February 12, 2010 4:34:39 PM PST
HISD's school board voted unanimously Thursday night to pass voluntary extended year instruction. The extended year instruction option passed 7-0.

About 10 to 15 schools would take part in a two-year trial run. The students' school year would be broken into four quarters. Kids would go to school for about two months, then have a 17 day break before restarting the next quarter.

HISD says the extended school year works out to only about 10 additional school days.

The features of the proposed calendar include:
August 23, 2010, as the first day of instruction for students and July 28, 2011, as the last day of instruction for students. There would be four instructional quarters, with a two-week break between quarters:

  • First Quarter: August 23 - October 28, 2010
  • Second Quarter: November 15, 2010 - February 3, 2011
  • Third Quarter: February 21 - April 28, 2011
  • Fourth Quarter: May 16 - July 28, 2011
  • There would also be 190 days of instruction and ten teacher service/preparation days, for a total of 200 teacher workdays. Teachers would have a preparation day after each quarter.

    The following holidays are included:

  • Labor Day: September 6, 2010
  • Thanksgiving: November 24 - 26, 2010
  • Winter Break: December 20 - 31, 2010
  • Martin Luther King Holiday: January 17, 2011
  • Spring Holiday: April 22, 2011
  • Memorial Day: May 30, 2011
  • Independence Day Holiday: July 4 - 6, 2011
  • At East Early College High School, the extended year is already a reality. This eastside HISD charter school offers college prep courses for those who want it. However, some educators admit the traditional three month summer break at HISD does have its downside.

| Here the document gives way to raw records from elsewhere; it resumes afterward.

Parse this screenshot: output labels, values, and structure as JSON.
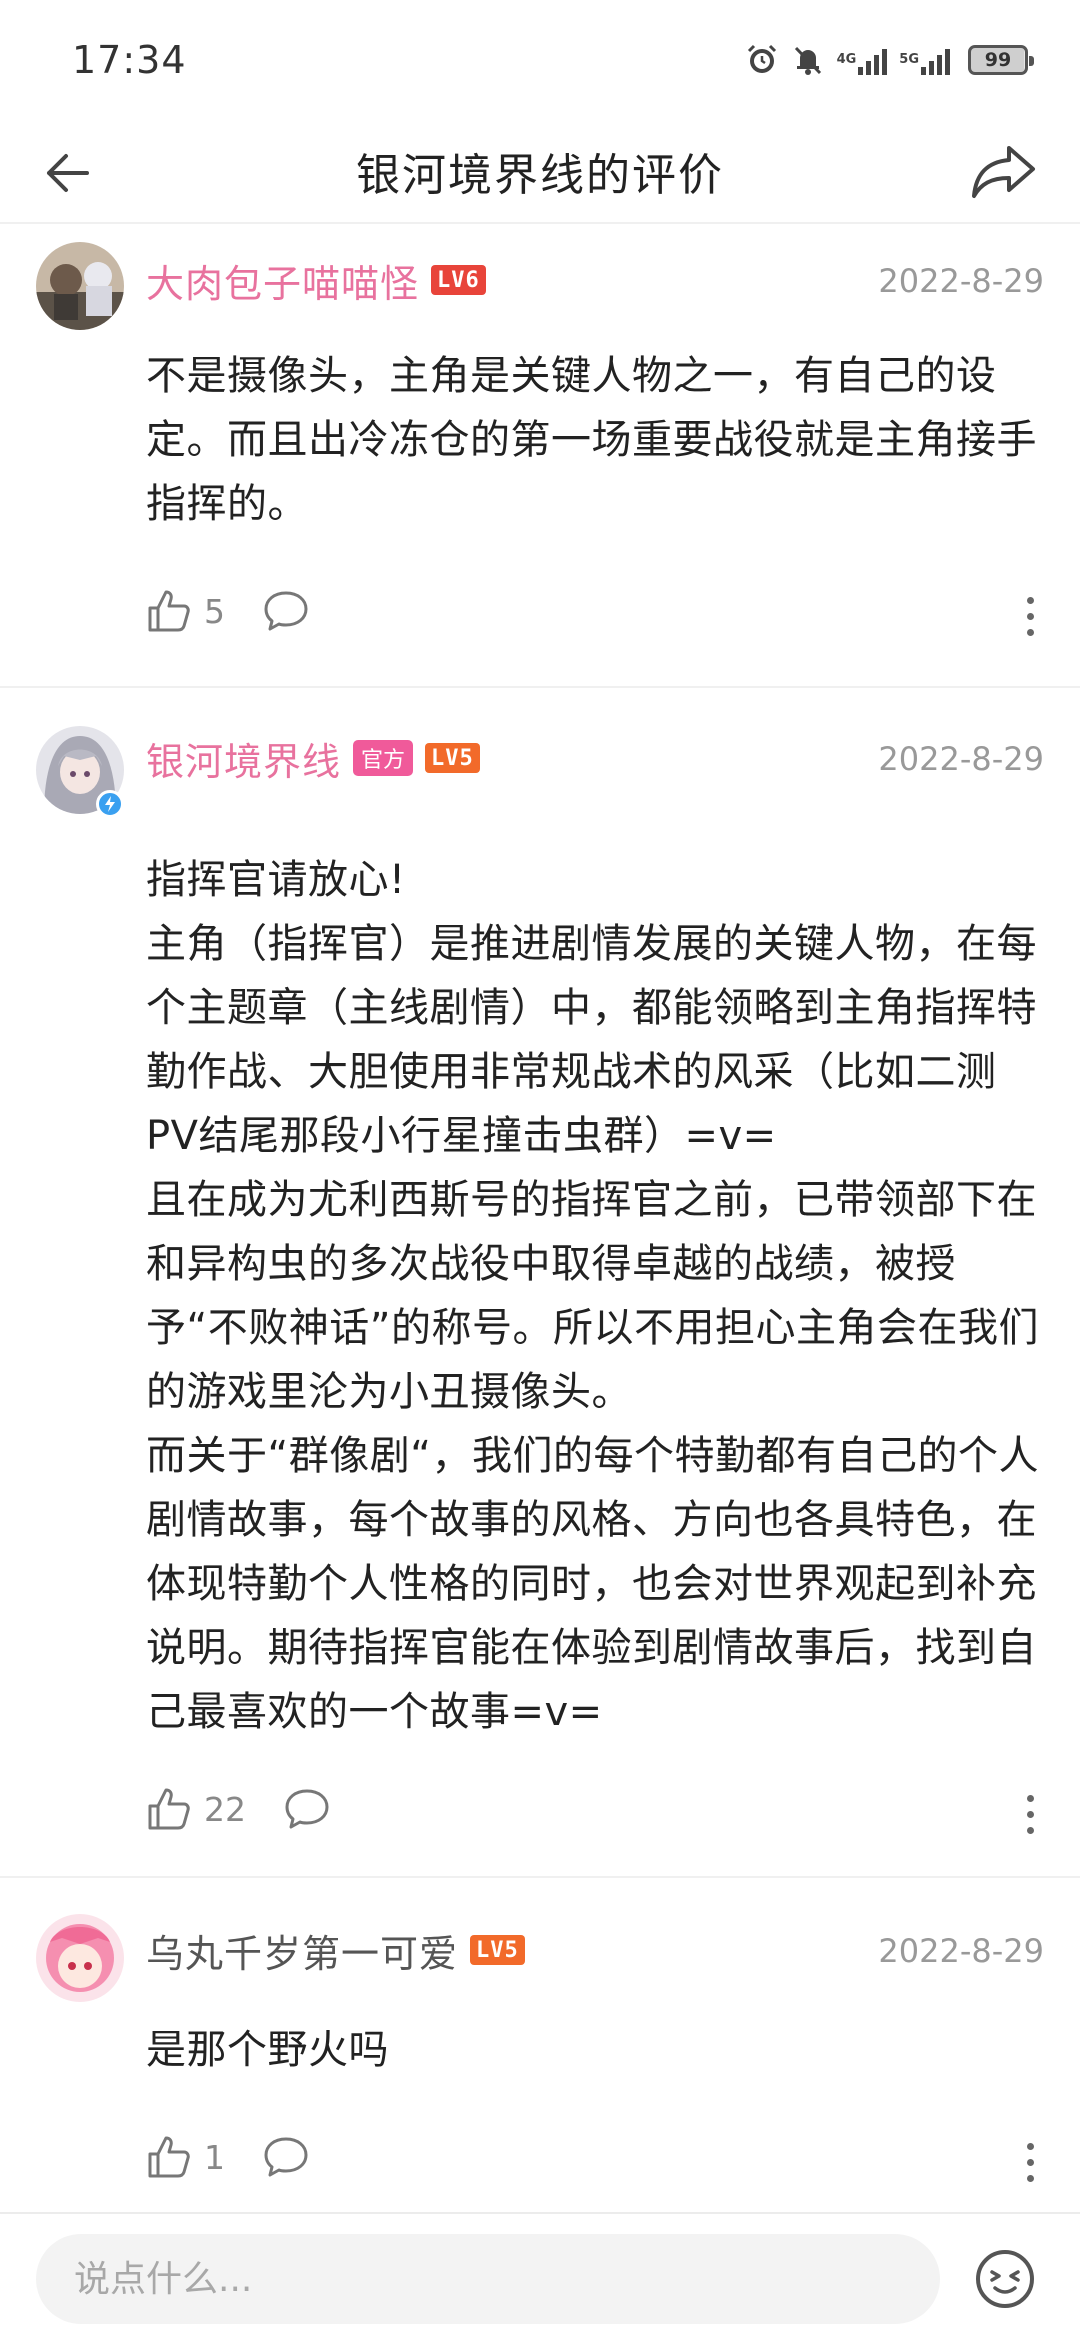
{
  "status_bar": {
    "time": "17:34",
    "net1": "4G",
    "net2": "5G",
    "battery": "99"
  },
  "header": {
    "title": "银河境界线的评价"
  },
  "comments": [
    {
      "username": "大肉包子喵喵怪",
      "level": "LV6",
      "date": "2022-8-29",
      "text": "不是摄像头，主角是关键人物之一，有自己的设定。而且出冷冻仓的第一场重要战役就是主角接手指挥的。",
      "likes": "5"
    },
    {
      "username": "银河境界线",
      "official": "官方",
      "level": "LV5",
      "date": "2022-8-29",
      "text": "指挥官请放心!\n主角（指挥官）是推进剧情发展的关键人物，在每个主题章（主线剧情）中，都能领略到主角指挥特勤作战、大胆使用非常规战术的风采（比如二测PV结尾那段小行星撞击虫群）=v=\n且在成为尤利西斯号的指挥官之前，已带领部下在和异构虫的多次战役中取得卓越的战绩，被授予“不败神话”的称号。所以不用担心主角会在我们的游戏里沦为小丑摄像头。\n而关于“群像剧“，我们的每个特勤都有自己的个人剧情故事，每个故事的风格、方向也各具特色，在体现特勤个人性格的同时，也会对世界观起到补充说明。期待指挥官能在体验到剧情故事后，找到自己最喜欢的一个故事=v=",
      "likes": "22"
    },
    {
      "username": "乌丸千岁第一可爱",
      "level": "LV5",
      "date": "2022-8-29",
      "text": "是那个野火吗",
      "likes": "1"
    }
  ],
  "bottom": {
    "placeholder": "说点什么..."
  },
  "colors": {
    "accent_pink": "#e8729e",
    "level_orange": "#f26a2a",
    "official_pink": "#f05a9a"
  }
}
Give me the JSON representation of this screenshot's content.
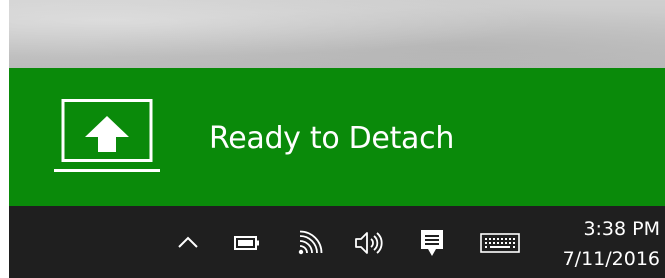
{
  "notification": {
    "message": "Ready to Detach",
    "icon": "detach-laptop-upload-icon",
    "background_color": "#0a8a0a"
  },
  "taskbar": {
    "background_color": "#1f1f1f",
    "tray_icons": [
      {
        "name": "show-hidden-icons",
        "icon": "chevron-up-icon"
      },
      {
        "name": "battery",
        "icon": "battery-icon"
      },
      {
        "name": "network",
        "icon": "wifi-icon"
      },
      {
        "name": "volume",
        "icon": "speaker-icon"
      },
      {
        "name": "action-center",
        "icon": "action-center-icon"
      },
      {
        "name": "touch-keyboard",
        "icon": "keyboard-icon"
      }
    ],
    "clock": {
      "time": "3:38 PM",
      "date": "7/11/2016"
    }
  }
}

    Tambra Bolden, Dean of Students, East Early College HS, said, "I've been at other schools where you have to spend the first three to four weeks of class going over curriculum from the previous year because kids do forget. I think a longer school year would be a benefit at traditional schools."

    Offering an extended year for all HISD students is being considered. The proposed HISD extended school year would stretch the current 175 days of instruction to 190 days. Classes would begin August 23 this year but wouldn't conclude until July 28 next year. The extended year program would be aimed at low performing schools, while other schools could volunteer to participate.

    HISD officials have stressed the extended year would not be forced on any school and would not be implemented without parent support. That's a relief to these parents who admit a longer school year would mean a disruption of home life for their kids.

    "They have to rearrange their schedule. They are used to being off the summer, that's their break," said parent Belinda Herrera. "Now if they do the year round they may not be able to take that break and as a parent we also need a break."

    The subject will be up for a second vote at next month's board meeting.